Burchfield, D. J., A. Pena, A. J. M. Peters, R. M. Abrams and D. Phillips. Cocaine does not compromise cerebral or myocardial oxygen delivery in fetal sheep. Reproduction Fertility And Development. 8:383-389, 1996.

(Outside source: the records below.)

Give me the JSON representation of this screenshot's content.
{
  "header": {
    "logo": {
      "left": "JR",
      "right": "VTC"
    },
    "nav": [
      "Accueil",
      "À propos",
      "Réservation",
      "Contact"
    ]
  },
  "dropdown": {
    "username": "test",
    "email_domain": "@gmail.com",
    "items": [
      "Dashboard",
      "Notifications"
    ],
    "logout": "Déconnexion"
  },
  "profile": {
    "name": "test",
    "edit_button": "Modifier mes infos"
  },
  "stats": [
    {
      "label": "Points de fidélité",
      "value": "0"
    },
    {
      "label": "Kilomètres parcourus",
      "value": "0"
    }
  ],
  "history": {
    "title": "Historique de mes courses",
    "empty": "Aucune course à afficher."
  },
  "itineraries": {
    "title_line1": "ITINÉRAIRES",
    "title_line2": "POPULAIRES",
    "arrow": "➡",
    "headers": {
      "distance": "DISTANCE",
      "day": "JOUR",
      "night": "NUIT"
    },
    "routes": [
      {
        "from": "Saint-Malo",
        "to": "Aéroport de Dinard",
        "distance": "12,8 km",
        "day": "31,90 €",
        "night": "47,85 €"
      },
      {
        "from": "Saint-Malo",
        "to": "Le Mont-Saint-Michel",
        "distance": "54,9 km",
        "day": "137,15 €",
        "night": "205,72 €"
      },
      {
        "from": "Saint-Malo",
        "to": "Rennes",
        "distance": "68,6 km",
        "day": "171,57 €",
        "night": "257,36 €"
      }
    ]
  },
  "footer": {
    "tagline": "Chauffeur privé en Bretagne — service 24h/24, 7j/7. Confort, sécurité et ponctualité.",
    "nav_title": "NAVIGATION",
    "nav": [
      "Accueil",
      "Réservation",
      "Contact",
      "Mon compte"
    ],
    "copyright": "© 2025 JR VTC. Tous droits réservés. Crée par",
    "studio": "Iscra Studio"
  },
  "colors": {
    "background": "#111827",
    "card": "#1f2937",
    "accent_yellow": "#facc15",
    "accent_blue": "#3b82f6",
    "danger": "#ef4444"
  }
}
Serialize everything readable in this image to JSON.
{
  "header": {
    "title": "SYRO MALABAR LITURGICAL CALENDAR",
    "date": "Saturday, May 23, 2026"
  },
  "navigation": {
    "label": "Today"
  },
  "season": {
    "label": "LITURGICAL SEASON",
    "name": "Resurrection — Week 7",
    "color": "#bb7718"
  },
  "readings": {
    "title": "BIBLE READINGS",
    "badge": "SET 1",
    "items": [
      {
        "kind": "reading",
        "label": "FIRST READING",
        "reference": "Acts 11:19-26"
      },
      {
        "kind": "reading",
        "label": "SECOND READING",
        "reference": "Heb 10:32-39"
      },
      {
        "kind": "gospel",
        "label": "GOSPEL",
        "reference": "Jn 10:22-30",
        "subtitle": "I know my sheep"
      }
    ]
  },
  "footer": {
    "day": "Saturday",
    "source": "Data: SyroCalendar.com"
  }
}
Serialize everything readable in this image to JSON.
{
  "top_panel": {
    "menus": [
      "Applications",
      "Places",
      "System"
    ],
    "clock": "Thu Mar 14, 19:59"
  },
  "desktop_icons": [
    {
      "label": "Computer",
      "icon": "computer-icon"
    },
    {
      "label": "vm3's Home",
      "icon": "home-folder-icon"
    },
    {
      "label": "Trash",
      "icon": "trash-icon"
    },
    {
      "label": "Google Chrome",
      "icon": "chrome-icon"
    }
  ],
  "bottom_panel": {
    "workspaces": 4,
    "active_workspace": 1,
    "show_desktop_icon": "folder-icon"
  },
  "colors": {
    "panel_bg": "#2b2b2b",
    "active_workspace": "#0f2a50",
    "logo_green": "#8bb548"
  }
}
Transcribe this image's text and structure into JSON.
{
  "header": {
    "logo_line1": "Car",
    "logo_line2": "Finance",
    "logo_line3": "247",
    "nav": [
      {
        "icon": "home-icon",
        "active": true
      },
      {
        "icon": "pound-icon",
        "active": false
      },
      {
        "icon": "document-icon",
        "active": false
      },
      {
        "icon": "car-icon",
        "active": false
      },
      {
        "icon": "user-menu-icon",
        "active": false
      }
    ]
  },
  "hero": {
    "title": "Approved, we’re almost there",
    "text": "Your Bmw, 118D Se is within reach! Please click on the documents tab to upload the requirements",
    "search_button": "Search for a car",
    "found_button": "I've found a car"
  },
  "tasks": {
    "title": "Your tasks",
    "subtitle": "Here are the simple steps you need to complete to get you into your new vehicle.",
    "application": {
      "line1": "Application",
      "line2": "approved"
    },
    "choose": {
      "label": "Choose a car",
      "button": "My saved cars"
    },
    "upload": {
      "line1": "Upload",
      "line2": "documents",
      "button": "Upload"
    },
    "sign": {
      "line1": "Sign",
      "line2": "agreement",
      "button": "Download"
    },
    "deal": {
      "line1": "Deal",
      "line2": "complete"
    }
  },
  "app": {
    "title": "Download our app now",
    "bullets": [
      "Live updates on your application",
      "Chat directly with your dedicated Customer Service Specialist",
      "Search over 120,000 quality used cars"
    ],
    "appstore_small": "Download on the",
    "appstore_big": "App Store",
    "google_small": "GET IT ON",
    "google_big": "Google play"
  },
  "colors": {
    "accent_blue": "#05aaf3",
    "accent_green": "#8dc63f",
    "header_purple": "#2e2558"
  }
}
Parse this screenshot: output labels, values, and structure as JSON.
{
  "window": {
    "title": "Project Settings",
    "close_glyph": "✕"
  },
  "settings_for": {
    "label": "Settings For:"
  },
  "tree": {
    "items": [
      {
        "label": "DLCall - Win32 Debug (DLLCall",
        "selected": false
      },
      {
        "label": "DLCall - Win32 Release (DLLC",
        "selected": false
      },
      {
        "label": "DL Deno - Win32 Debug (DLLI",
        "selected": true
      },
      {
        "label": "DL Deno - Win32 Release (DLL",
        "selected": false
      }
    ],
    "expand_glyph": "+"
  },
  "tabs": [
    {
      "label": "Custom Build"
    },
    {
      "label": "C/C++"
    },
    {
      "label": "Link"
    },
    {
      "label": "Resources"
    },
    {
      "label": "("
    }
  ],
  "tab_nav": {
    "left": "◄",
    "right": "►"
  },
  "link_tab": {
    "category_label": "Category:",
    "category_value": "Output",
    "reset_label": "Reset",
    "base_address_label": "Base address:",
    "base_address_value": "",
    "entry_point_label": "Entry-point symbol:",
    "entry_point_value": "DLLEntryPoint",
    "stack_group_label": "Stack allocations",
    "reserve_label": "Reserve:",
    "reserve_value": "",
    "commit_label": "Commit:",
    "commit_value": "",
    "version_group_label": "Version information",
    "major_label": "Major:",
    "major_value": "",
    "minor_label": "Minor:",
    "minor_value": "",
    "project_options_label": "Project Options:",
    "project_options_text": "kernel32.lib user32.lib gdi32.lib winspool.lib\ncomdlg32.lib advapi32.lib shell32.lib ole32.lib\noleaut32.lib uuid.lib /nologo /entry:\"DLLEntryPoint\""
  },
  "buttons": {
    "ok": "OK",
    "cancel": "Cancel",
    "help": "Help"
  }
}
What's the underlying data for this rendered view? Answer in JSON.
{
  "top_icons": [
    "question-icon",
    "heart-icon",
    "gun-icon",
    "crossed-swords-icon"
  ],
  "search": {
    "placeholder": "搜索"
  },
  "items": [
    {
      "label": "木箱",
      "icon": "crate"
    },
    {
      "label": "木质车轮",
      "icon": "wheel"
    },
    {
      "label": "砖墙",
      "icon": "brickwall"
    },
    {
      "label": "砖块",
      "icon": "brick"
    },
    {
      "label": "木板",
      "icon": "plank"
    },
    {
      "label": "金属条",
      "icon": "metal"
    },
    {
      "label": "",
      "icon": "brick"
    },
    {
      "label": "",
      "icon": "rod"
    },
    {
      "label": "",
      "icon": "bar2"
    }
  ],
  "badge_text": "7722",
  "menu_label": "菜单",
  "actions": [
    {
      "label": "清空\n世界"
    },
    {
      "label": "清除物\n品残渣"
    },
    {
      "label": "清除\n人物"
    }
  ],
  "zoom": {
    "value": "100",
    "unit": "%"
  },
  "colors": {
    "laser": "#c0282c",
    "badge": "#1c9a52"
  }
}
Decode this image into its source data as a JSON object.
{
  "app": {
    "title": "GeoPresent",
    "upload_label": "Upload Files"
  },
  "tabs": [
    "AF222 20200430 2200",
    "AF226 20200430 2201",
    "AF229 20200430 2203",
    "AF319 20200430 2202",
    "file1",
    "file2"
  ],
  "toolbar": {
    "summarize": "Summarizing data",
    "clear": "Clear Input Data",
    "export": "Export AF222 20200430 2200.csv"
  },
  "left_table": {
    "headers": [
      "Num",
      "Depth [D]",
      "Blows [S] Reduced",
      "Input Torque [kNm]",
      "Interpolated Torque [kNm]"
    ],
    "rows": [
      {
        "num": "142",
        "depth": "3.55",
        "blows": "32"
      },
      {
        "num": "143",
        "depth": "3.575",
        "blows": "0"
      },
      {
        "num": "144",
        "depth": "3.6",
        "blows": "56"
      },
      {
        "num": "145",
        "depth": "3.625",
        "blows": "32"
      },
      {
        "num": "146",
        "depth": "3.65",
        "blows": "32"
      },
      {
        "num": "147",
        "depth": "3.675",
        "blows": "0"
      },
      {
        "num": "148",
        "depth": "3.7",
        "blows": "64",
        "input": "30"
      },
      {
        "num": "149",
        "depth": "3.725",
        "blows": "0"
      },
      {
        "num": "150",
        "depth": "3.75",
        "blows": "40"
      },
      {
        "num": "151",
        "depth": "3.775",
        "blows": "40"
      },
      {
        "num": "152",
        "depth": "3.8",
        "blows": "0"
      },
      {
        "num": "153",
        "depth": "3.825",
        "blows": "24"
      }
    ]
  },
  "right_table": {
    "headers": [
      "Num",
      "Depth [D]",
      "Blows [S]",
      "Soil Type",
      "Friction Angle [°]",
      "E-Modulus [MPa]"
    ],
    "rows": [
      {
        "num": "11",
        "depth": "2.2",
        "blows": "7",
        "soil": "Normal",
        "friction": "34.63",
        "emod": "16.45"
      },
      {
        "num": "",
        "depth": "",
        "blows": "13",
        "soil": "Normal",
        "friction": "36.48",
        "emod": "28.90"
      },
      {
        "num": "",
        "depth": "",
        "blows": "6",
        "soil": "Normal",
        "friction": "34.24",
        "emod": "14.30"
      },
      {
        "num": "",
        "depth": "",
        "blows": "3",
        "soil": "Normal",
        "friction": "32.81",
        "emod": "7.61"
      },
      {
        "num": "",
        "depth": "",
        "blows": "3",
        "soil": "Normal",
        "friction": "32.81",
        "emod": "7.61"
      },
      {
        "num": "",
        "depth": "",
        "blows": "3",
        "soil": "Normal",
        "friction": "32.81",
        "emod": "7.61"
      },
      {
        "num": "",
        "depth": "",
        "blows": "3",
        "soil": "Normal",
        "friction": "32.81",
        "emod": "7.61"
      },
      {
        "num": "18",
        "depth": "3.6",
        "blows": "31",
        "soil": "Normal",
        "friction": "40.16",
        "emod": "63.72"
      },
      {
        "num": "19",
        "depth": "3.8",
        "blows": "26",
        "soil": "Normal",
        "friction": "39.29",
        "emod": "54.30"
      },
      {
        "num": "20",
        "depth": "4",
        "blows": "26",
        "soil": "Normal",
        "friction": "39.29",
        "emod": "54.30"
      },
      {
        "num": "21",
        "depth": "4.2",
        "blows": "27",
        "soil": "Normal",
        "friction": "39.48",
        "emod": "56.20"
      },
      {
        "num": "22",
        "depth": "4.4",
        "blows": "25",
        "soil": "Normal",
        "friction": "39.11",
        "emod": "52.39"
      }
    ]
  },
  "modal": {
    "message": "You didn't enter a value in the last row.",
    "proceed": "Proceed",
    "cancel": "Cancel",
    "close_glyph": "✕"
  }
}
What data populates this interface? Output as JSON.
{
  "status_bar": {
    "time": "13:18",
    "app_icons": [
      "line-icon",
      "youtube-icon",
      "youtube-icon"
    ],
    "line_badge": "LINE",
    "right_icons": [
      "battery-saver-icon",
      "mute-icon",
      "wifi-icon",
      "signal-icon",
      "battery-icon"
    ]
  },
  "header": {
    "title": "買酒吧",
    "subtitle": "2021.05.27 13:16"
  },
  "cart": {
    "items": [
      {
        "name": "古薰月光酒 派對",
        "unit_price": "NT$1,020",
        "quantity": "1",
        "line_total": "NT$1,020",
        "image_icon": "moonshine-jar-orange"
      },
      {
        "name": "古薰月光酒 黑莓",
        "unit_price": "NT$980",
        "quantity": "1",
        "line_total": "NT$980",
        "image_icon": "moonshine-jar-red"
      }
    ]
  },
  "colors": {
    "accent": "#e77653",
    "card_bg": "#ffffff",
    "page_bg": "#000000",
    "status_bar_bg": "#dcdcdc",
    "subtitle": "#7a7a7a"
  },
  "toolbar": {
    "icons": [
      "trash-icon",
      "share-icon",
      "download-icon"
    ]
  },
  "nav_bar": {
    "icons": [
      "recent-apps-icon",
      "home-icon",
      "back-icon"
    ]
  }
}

Eight time-dated pregnant ewes at 125 days' gestation (145 days = term) underwent surgery for placement of fetal vascular catheters, electrodes for recording fetal behavioural state, and maternal venous catheters. Three days later, fetal cerebral and myocardial blood flow were determined by the coloured microsphere technique under four conditions: (1) during rapid-eye movement (REM) sleep, before fetal cocaine infusion, (2) 30 min after initiation of a cocaine infusion to the fetus at 0.2 mg/kg per min, (3) during REM sleep, before maternal cocaine infusion, and (4) 30 min after initiation of a cocaine infusion to the ewe at 0.3 mg/kg per min. Cocaine infusion directly to the fetal lamb did not cause hypoxaemia or significantly change cerebral or myocardial blood flow or oxygen delivery. Cocaine administered to the ewe led to a drop in fetal oxygen tension from 3.0 +/- 0.5 to 2.5 +/- 0.3 kPa (P < 0.0001) and in fetal oxygen content from 3.8 +/- 0.7 to 2.8 +/- 0.4 mmol O-2/L (P < 0.0001). Prior to maternal cocaine administration, fetal cerebral blood flow was 146 +/- 103 mL/100 g per min and during maternal cocaine infusion it went to 184 +/- 147 mL/100 g per min (P = NS) while myocardial blood flow increased from 156 +/- 92 to 333 +/- 178 mL/100 g per min (P < 0.002). This increase in blood flow negated the effects of hypoxaemia so that cerebral oxygen delivery was unaffected while myocardial oxygen delivery increased an average of 67%. It is concluded that cocaine administration to pregnant sheep does not impede fetal cerebral or myocardial oxygen delivery.